LeBron and Dwight are finishing Kidd’s alley-oops as Robinson logs a couple of early fouls, and the Dream Team’s in trouble, so they need to go small and throw Chuck at the 5, while Pippen plays the 4 and Malone goes to the bench. We’re 55 Redeem - 40 Dream at halftime.
The second half is underway and His Royal Airness shows his teeth. It’s MJ time and nobody’s going to take the rock away from him. Blocking LeBron from behind, finding a wide-open Bird in the corner, getting the steal from Deron’s hands and then throwing it down emphatically, Jordan does it all for the Dream Team and we’re tied as we head to the 4th.
This one goes down the wire, nobody wants to lose and there’s a time out every time a team has a run. 4 minutes left, Robinson and Howard have fouled out, while Barkley was ejected for a couple of technicals and Wade is gassed out.
2 minutes left, Jordan gets the steal and then dunks from the charity stripe. Tongue out, he’s just having fun right now. 48 seconds left, LeBron bricks a wide-open three, the Dream Team is up by 6 and Magic goes to the stripe. Makes one, misses one, Malone gets the board, hits both freebies. It’s now or never for the Redeem team, Kidd inbounds, Carmelo gets in Kobe’s way to steal the pass and airballs a three-pointer. Ball-game, Dream Team wins 125-110.
Original Dream Team
Michael Jordan: 35 points, 8 rebounds, 5 assists, 5 steals, 3 blocks
Larry Bird: 17 points, 5 rebounds, 6 assists, 2 steals
Magic Johnson: 12 points, 10 rebounds, 15 assists, 4 steals
David Robinson: 15 points, 15 rebounds, 2 assists, 5 blocks
Charles Barkley: 21 points, 13 rebounds, 4 assists, 3 steals
Kobe Bryant: 29 points, 5 rebounds, 5 assists, 2 steals, 1 block
LeBron James: 21 points, 8 rebounds, 4 assists, 1 steal, 1 block
Dwyane Wade: 14 points, 5 rebounds, 3 assists, 3 steals, 2 blocks

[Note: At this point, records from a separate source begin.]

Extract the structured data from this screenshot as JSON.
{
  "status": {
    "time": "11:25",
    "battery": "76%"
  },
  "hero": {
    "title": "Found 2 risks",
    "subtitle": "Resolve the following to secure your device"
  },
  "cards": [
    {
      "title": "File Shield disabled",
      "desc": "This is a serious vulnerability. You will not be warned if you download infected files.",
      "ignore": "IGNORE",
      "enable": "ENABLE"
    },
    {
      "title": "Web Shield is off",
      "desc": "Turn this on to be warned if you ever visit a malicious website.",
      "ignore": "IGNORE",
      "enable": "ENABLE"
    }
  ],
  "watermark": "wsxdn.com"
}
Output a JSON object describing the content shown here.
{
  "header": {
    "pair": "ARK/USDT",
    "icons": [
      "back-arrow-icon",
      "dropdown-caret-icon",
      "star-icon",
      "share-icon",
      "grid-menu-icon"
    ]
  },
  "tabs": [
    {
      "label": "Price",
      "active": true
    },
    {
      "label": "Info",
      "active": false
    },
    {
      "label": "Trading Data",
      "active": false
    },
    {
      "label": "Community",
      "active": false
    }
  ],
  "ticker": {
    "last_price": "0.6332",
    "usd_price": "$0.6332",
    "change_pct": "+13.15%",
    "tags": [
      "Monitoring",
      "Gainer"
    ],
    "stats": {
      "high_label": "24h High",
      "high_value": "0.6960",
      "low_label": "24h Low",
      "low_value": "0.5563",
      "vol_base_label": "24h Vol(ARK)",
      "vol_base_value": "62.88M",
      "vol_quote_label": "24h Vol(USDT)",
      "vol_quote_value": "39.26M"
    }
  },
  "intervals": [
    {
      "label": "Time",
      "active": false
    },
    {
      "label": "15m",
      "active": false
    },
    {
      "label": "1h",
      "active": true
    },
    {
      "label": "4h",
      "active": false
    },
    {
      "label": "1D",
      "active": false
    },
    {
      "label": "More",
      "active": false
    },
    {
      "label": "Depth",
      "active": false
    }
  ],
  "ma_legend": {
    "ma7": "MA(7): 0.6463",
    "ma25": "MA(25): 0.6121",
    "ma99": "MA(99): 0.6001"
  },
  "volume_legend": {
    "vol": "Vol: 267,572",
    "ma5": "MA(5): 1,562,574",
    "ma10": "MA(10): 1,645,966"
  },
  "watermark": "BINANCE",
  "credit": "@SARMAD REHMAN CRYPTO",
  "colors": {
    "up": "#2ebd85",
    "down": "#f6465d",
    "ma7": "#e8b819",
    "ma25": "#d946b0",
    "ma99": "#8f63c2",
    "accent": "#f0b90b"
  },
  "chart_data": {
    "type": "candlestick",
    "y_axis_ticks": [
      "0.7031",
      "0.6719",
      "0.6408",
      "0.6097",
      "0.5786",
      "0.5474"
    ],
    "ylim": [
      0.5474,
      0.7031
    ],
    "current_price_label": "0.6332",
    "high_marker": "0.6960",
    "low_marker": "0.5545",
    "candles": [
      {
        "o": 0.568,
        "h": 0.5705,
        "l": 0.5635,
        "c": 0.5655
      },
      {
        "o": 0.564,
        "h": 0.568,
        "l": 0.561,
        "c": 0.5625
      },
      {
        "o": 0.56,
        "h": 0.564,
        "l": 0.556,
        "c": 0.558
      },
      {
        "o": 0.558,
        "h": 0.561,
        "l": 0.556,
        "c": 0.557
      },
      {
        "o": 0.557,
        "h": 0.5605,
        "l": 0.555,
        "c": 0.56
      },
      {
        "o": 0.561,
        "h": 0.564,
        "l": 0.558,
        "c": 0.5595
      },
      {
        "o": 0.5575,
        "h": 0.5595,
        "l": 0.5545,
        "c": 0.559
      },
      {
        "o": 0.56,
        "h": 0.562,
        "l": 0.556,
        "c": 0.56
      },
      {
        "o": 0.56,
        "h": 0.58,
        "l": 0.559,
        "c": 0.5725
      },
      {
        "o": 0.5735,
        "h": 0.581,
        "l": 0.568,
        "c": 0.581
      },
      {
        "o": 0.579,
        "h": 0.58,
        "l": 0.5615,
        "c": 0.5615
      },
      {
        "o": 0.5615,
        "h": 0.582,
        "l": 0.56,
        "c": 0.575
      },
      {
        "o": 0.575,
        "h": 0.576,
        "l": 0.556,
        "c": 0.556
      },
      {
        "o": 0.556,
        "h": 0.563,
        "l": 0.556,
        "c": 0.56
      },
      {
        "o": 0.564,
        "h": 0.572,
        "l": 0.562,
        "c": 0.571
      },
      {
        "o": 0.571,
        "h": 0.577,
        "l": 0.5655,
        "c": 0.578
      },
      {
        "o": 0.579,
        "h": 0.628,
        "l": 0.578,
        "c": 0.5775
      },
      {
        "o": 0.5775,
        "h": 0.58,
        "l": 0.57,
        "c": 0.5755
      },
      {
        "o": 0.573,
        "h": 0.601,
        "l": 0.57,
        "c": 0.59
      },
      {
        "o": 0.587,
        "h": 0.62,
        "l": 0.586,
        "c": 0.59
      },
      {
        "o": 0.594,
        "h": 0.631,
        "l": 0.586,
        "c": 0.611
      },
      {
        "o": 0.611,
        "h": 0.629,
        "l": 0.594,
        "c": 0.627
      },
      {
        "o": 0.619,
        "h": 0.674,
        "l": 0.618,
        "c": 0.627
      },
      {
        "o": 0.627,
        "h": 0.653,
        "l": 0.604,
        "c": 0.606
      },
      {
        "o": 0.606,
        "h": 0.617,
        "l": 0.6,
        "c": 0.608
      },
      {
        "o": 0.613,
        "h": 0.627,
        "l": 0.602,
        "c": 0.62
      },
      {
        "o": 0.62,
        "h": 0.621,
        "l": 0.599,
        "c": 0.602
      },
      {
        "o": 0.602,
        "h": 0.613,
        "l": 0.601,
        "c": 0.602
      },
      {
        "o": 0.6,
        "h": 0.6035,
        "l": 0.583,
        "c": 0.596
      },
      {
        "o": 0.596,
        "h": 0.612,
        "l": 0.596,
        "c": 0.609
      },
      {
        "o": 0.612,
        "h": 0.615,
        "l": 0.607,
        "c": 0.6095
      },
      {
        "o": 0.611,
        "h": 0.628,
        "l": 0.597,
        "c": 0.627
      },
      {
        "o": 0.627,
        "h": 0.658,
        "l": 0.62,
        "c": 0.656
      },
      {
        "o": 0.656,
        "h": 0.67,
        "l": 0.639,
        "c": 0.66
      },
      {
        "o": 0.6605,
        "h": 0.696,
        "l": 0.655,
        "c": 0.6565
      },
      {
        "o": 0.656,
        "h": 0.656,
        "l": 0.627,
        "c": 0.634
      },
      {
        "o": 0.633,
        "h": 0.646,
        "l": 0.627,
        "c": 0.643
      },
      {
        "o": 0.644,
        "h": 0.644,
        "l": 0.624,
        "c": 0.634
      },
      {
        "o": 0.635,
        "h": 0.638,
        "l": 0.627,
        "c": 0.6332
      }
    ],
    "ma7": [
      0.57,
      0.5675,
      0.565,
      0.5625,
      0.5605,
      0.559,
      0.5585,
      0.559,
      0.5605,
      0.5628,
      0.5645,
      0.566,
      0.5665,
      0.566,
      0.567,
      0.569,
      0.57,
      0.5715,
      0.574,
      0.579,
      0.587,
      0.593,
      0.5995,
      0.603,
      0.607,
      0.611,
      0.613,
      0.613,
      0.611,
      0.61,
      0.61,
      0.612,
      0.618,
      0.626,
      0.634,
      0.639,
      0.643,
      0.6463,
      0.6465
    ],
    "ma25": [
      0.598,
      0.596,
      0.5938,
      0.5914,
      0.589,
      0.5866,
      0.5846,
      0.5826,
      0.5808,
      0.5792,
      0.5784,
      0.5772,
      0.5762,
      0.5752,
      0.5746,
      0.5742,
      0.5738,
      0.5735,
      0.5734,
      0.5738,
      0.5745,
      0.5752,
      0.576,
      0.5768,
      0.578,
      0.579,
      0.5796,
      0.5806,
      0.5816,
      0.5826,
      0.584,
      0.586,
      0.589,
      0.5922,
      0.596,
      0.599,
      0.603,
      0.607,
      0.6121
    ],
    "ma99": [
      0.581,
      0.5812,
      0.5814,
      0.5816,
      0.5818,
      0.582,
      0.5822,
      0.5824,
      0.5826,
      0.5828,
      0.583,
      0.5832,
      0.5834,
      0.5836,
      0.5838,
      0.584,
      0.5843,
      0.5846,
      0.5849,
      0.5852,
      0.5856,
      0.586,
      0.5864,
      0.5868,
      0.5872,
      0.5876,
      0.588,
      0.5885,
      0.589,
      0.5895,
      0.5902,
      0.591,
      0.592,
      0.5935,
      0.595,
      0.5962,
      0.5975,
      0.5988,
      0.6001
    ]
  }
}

Chris Paul: 9 points, 6 rebounds, 13 assists, 2 steals
Dwight Howard: 7 points, 11 rebounds, 4 blocks
Carmelo Anthony: 13 points, 3 rebounds, 3 assists